“It’s a network that allows these growers to interact with other growers, as well as agribusinesses and researchers, to learn more about their wheat crop, what their yield potential is, and maybe identify some reasons why maybe they didn’t achieve a higher percentage of their yield potential,” said Dennis Pennington, wheat extension specialist with Michigan State University.
The YEN is a global series of regional networks to collect data and help growers learn about wheat production.
“We collect a tremendous amount of data, not only from their agronomic practices, all the way from what variety do they plant, what seeding rate do they seed their wheat at, all the way through nitrogen and fungicide applications,” said Pennington. “We collect tissue samples at two different growth stages, we collect a grab sample at harvest and green sample, so they’re going to get a whole bunch of information reported back to them.”
This data will be used as a benchmark as a way to compare with other wheat growers in the Great Lakes region, including growers in Ontario.
“That broadens the scope of the project to the point where we can get some additional people and expertise coming to the table for this whole project,” said Pennington.
Pennington adds that anyone interested in wheat production is encouraged to apply.
“You don’t have to be somebody that is out there strictly to win the contest,” he said. “We encourage people to be competitive of course, but if all you want to do is learn more about your wheat crop and how to manage it and be a better manager on your farm, this will be a great opportunity for you.”
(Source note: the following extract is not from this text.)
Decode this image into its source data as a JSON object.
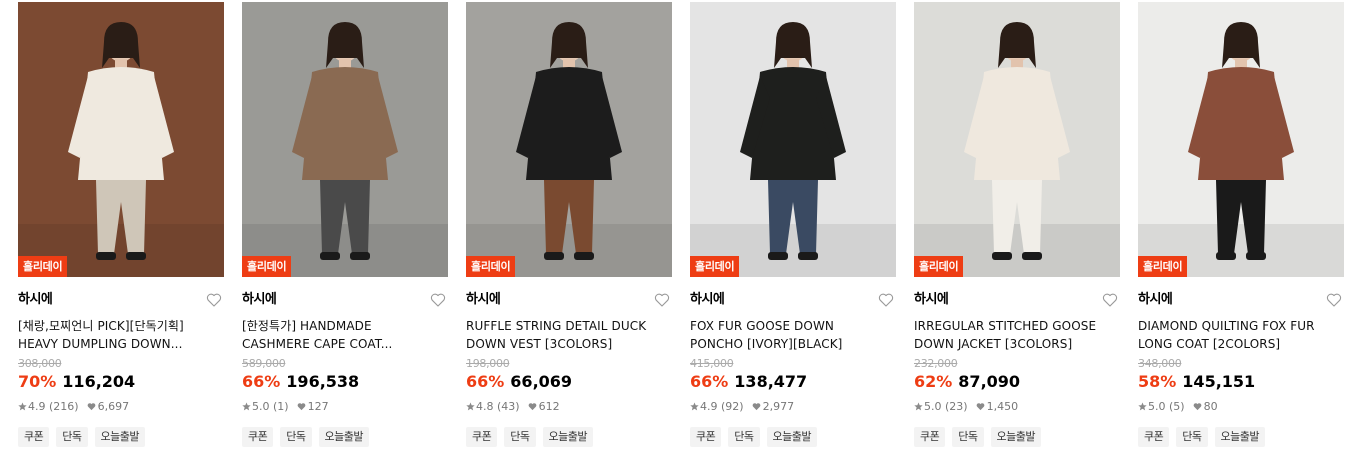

Applications will be accepted from growers bordering the Great Lakes until August 15. To apply, click here.